Task item:
Please state how many lines in the records below contain the word "Weighted", giving only the number.

Records supplied:
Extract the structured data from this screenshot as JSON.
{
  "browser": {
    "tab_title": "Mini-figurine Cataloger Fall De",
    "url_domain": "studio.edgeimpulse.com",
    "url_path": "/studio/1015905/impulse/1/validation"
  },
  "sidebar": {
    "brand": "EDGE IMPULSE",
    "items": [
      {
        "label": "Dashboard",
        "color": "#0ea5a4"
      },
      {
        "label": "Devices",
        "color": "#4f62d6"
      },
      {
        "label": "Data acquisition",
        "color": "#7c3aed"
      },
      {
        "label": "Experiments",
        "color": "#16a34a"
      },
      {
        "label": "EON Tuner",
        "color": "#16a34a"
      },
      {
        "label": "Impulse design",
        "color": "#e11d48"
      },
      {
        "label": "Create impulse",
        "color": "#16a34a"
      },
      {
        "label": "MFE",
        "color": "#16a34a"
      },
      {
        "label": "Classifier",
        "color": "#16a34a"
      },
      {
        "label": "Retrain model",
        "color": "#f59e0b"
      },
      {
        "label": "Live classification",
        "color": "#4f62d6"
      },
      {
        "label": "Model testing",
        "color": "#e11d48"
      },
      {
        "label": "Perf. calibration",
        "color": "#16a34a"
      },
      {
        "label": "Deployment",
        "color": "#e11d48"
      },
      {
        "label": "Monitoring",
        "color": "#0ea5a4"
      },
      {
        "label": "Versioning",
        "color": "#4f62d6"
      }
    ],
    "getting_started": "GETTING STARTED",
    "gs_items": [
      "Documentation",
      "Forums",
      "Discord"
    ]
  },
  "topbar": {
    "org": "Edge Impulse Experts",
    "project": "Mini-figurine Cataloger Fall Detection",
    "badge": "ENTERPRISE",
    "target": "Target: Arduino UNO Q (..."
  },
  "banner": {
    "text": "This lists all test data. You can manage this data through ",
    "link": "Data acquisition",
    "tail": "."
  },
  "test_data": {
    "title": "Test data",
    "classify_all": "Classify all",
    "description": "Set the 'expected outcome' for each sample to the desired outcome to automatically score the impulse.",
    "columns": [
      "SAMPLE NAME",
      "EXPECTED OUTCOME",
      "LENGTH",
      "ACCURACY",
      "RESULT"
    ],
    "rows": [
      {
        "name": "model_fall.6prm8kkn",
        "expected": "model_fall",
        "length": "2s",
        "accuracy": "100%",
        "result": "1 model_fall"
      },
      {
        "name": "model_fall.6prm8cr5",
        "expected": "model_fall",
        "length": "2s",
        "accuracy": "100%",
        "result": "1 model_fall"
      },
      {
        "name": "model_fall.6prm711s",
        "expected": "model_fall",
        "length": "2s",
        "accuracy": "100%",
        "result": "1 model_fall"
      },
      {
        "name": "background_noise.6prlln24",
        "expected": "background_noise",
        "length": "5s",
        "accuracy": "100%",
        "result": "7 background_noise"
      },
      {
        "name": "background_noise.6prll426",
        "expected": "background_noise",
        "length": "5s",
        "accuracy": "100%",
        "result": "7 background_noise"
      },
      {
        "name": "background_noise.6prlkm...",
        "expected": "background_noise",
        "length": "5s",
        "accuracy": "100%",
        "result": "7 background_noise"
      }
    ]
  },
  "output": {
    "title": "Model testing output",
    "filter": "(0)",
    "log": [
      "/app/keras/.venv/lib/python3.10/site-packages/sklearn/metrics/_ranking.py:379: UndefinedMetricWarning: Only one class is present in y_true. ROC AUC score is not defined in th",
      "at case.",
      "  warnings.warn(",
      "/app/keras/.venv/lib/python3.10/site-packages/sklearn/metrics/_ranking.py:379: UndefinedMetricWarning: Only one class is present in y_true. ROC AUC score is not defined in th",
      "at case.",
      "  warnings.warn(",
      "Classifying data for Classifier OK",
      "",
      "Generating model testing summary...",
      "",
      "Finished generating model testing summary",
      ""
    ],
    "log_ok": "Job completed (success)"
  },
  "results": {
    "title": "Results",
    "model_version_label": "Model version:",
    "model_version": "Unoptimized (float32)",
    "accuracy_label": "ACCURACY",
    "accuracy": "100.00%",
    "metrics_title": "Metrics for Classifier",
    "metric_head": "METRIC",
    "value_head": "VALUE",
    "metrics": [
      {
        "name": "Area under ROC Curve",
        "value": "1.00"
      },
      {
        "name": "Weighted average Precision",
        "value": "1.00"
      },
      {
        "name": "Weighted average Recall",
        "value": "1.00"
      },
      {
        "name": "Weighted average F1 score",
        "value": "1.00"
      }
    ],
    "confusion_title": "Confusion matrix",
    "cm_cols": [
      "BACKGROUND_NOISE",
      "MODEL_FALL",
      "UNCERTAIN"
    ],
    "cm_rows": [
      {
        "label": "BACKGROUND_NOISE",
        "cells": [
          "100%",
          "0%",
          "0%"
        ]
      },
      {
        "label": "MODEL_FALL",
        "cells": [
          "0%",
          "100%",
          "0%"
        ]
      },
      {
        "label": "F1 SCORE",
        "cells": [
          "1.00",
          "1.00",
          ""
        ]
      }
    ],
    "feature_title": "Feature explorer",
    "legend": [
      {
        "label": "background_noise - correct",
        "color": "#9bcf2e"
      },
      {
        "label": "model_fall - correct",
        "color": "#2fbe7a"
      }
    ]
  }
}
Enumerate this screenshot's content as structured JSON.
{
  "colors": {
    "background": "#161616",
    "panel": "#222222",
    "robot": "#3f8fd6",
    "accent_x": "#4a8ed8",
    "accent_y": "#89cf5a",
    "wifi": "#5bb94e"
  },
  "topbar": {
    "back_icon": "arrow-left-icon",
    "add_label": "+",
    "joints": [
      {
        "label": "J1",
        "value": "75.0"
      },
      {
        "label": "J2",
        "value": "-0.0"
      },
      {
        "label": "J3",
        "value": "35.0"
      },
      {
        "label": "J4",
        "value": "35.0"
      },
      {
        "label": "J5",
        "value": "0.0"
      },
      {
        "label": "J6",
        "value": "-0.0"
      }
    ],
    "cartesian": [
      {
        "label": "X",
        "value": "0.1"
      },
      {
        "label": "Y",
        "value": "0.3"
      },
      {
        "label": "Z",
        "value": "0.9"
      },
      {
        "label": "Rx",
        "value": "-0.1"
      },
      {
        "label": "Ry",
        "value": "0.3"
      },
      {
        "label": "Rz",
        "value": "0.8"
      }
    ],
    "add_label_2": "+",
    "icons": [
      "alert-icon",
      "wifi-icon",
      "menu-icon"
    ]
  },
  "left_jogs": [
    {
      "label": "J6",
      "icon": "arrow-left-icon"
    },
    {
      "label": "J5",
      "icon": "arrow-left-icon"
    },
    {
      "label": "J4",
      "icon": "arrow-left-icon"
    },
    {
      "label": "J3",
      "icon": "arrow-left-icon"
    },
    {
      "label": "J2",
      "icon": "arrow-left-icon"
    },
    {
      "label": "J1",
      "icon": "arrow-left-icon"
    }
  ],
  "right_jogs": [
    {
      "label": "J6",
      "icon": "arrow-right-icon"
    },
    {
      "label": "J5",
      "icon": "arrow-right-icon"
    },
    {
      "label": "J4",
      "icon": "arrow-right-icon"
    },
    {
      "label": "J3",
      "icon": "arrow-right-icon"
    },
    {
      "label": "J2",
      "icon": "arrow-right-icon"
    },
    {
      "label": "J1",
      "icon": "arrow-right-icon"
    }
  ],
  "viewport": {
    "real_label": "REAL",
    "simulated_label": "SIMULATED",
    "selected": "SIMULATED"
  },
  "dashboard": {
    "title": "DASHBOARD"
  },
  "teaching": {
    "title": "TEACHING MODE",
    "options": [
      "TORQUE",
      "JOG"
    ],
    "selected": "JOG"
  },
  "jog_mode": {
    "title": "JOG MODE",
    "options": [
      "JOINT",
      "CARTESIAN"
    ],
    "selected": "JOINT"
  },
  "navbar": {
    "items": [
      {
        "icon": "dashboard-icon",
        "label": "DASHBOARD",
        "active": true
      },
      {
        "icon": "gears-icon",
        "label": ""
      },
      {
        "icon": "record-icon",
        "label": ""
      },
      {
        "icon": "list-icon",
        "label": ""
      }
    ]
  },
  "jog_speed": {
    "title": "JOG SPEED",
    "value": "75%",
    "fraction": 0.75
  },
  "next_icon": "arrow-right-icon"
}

The completed task:
3